The purpose of this article is to highlight some basic principles of VBA programming for people who just begin writing code for their Excel projects. Unfortunately, it is too easy to write bad code in VBA that would solve a particular problem once, but would not be reliable or maintainable. It takes a bit of effort and a bit of knowledge to create quality VBA automation.
The below 10 rules are the most fundamental ones that we would like to point out:
- Never access cells on worksheets using constant references, like Range("B6"), or Cells(6,2).
- Never access worksheets by their tab names, like Worksheets("Sheet1")
- Always indent the code according to its logical structure, i.e. shift the lines between IF and END IF, FOR and NEXT, etc. by 2 or 4 spaces to the right consistently.
- Do not select or copy-paste values on worksheets through VBA
- Always use Option Explicit
- Use meaningful names for variables, e.g. Dim rngCurrentRow as Range, sCustomerName as String, not just Dim a as Range, b as String.
- Use a naming convention
- Never use Option Base.
- Never use GoTo.
- Use "On Error Resume Next" only when necessary.
Why? The constants will not be updated in the VBA code when rows or columns are inserted or deleted on the worksheet. This would break the code straight away.
What then? Always use defined names, e.g. Range("MyNamedRange")
Why? People tend to change the tab names of worksheets and it would break your code.
What then? Always refer to worksheets using their code names (e.g. Sheet1.Cells(...))
Tip:You can assign meaningful code names to worksheets through the Project Explorer and the properties window in VBE.
Why? It makes it much easier to read and understand the code.
Tip: To shift many lines at once, select all of them and hit TAB to shift them to the right, or SHIFT+TAB to shift them to the left. Whether it will be 2 or 4 spaces is defined in Tools > Options > tab Editor > Tab Width.
Why? It is extremely slow and almost never necessary.
What then? To copy values from one range to another, just use the assignment statement, e.g. Range("NamedTargetRange").Value = Range("NamedSourceRange").Value. And you can access any range on a worksheet without selecting it.
Why? First, if you do not use Option Explicit and misspell a variable, VBA will treat it as a new variable having a value of zero and won't throw an error. And this error will be hard to find! Second, Option Explicit encourages you to think of proper types for variables, rather than just using Variant, which is often inefficient.
Why? It is too easy to forget what the a's and b's mean.
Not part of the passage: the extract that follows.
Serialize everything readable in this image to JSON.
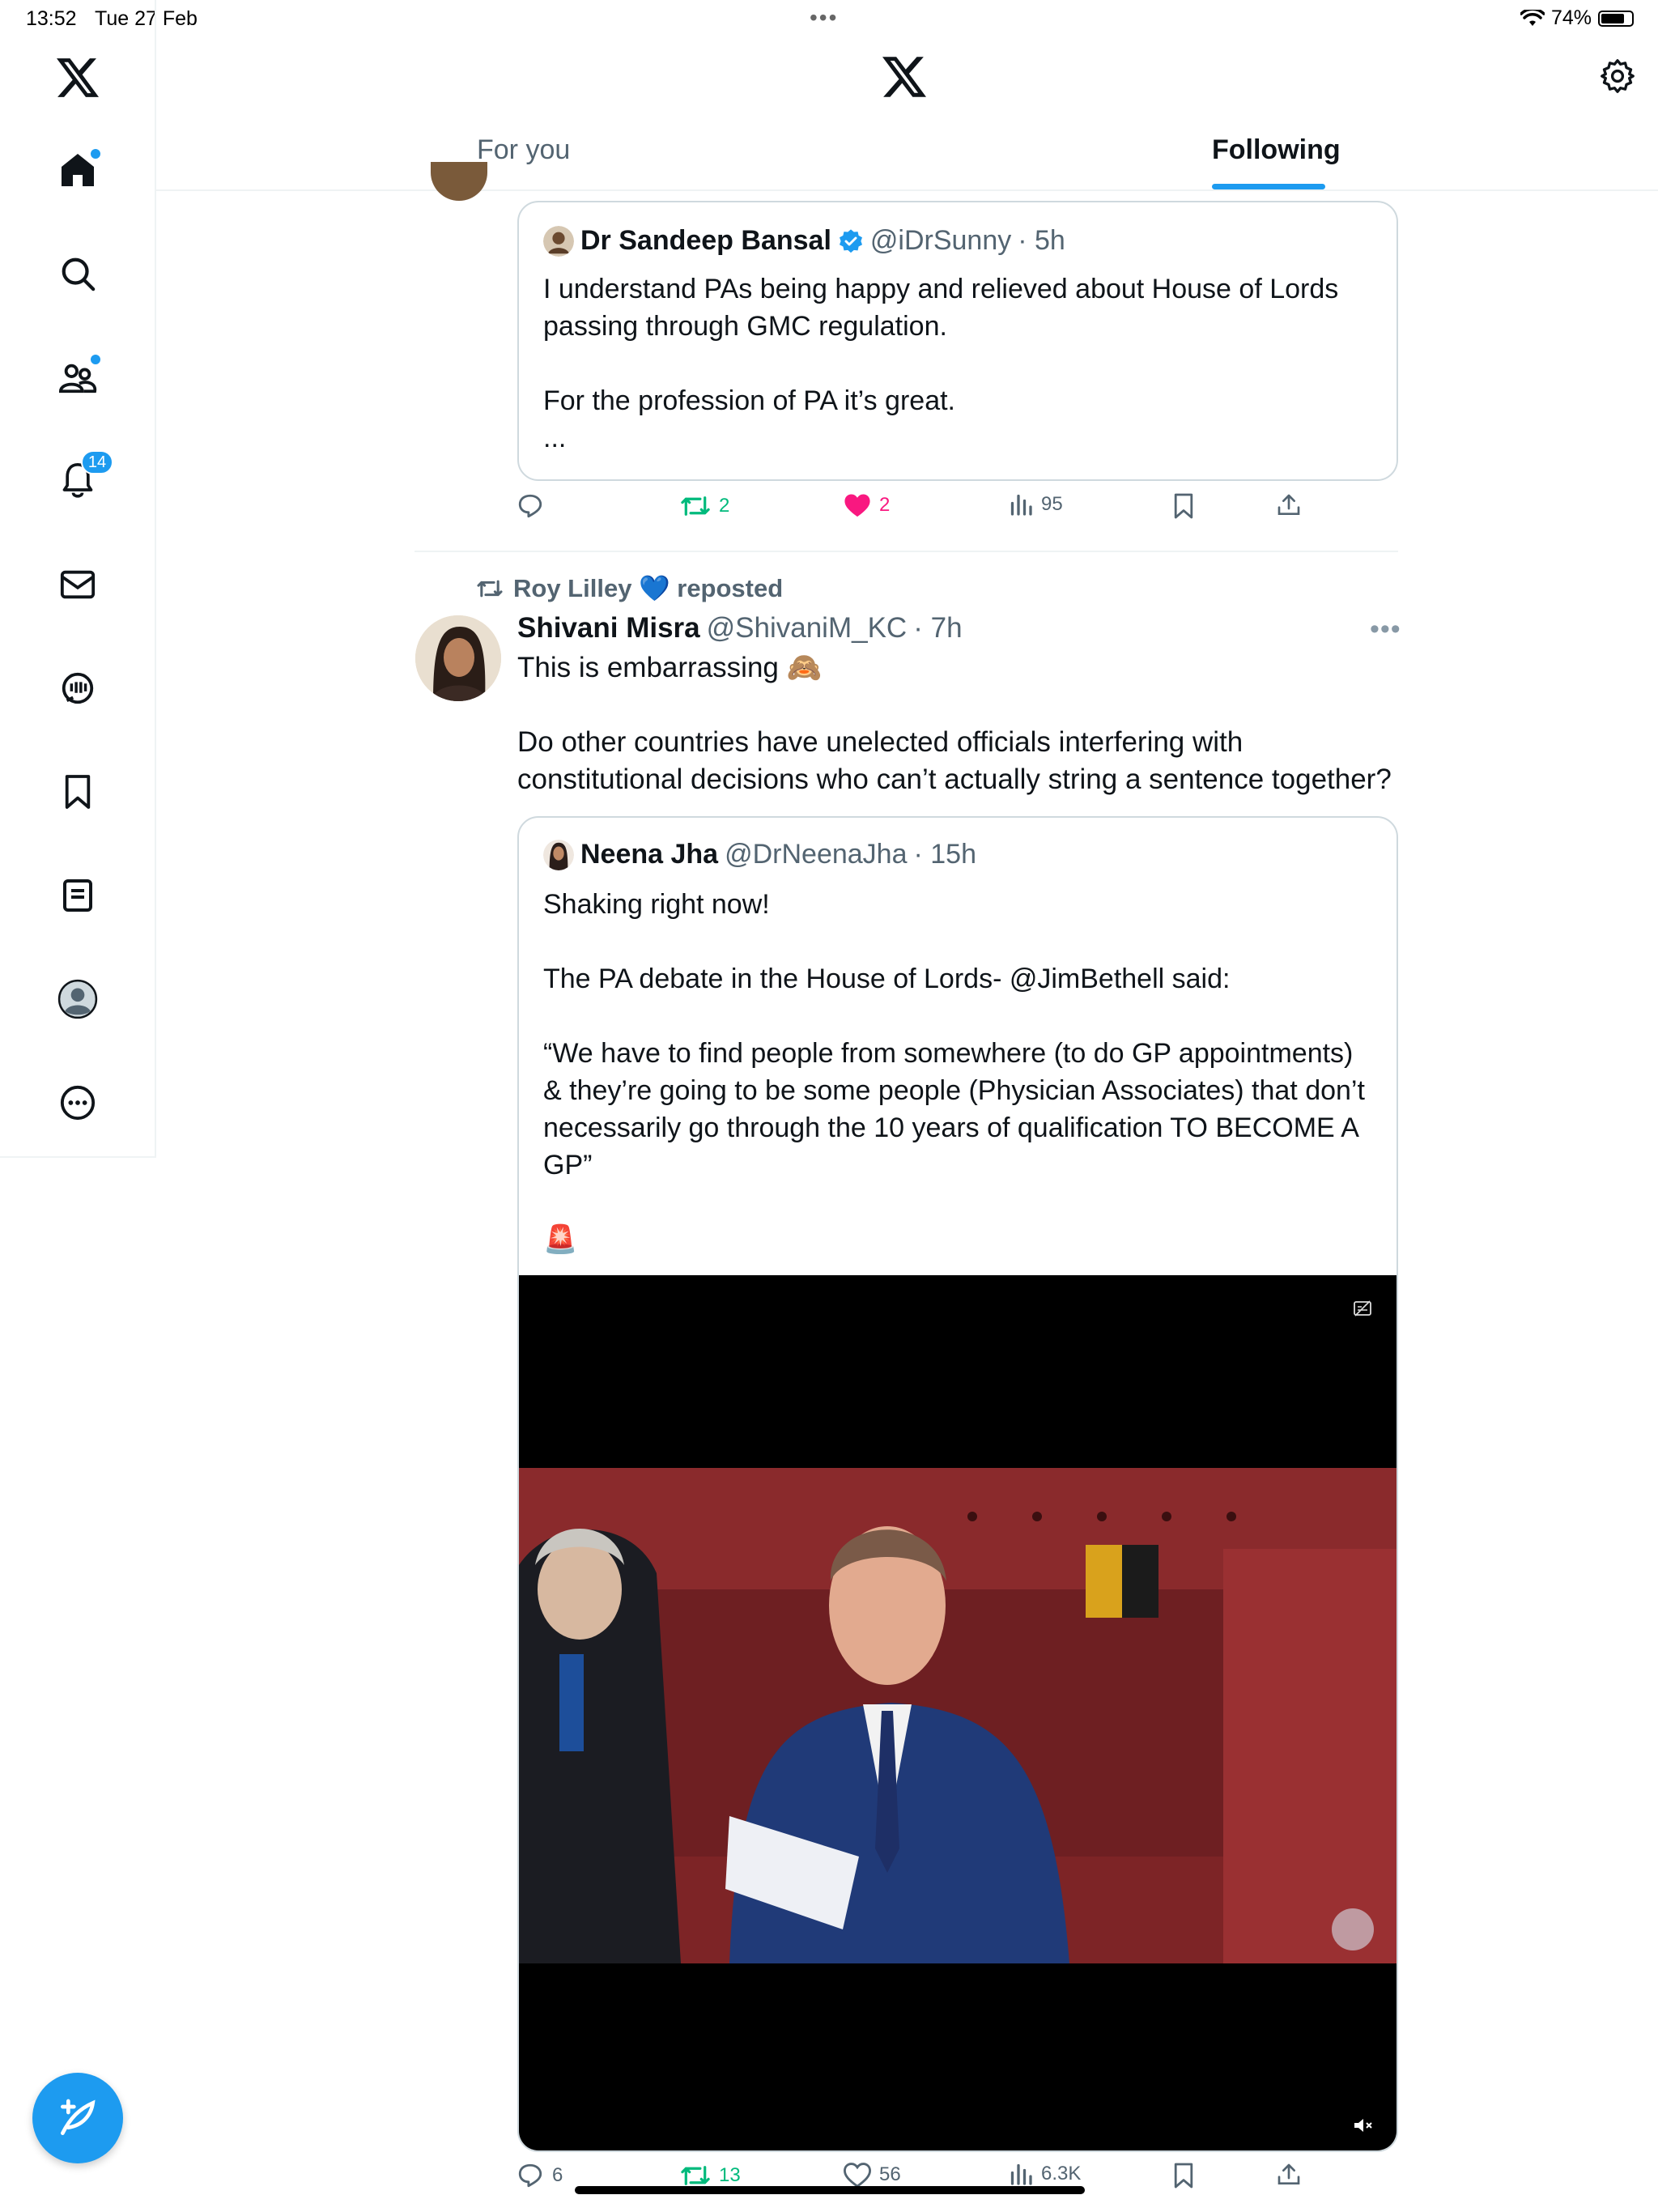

Meaningful names save much more time on reading and debugging the code, compared to the time it takes to type their "longer" names when writing the code. They also make the code more self explanatory, meaning less commenting.
What is it? A naming convention is a set of rules about how to name variables. For example, you might always precede a variable of the type Double with a small "d" (e.g. Dim dSomething as Double), a variable of the Long type with "l" (Dim lSomehingElse as Long), and add an "a" if it is an array (e.g. Dim daSomething() as Double), and so on.
Why? It makes it much easier to write code knowing the type of every variable from its name.
Why? If you copy of a piece of code written with reliance on Option Base to another project where the base is different, it will stop working correctly!
What then? Always explicitly dimension the lower and the higher bound of your arrays.
Why? It makes your code inevitably more complex to understand and debug. It is always possible to achieve the same result using things such as IF, Exit Do or Exit For, etc. Even if it may look lengthier at first, it would save you time and effort in the long run.
Why? Ignoring errors neither prevents them, nor fixes them. They will still be in the code and you will just find them later and with more effort. This statement can however be very useful if you know exactly what error you expect in a part of your code. You would use "On Error Goto 0" straight after that part and may also want to indent the code between those two lines.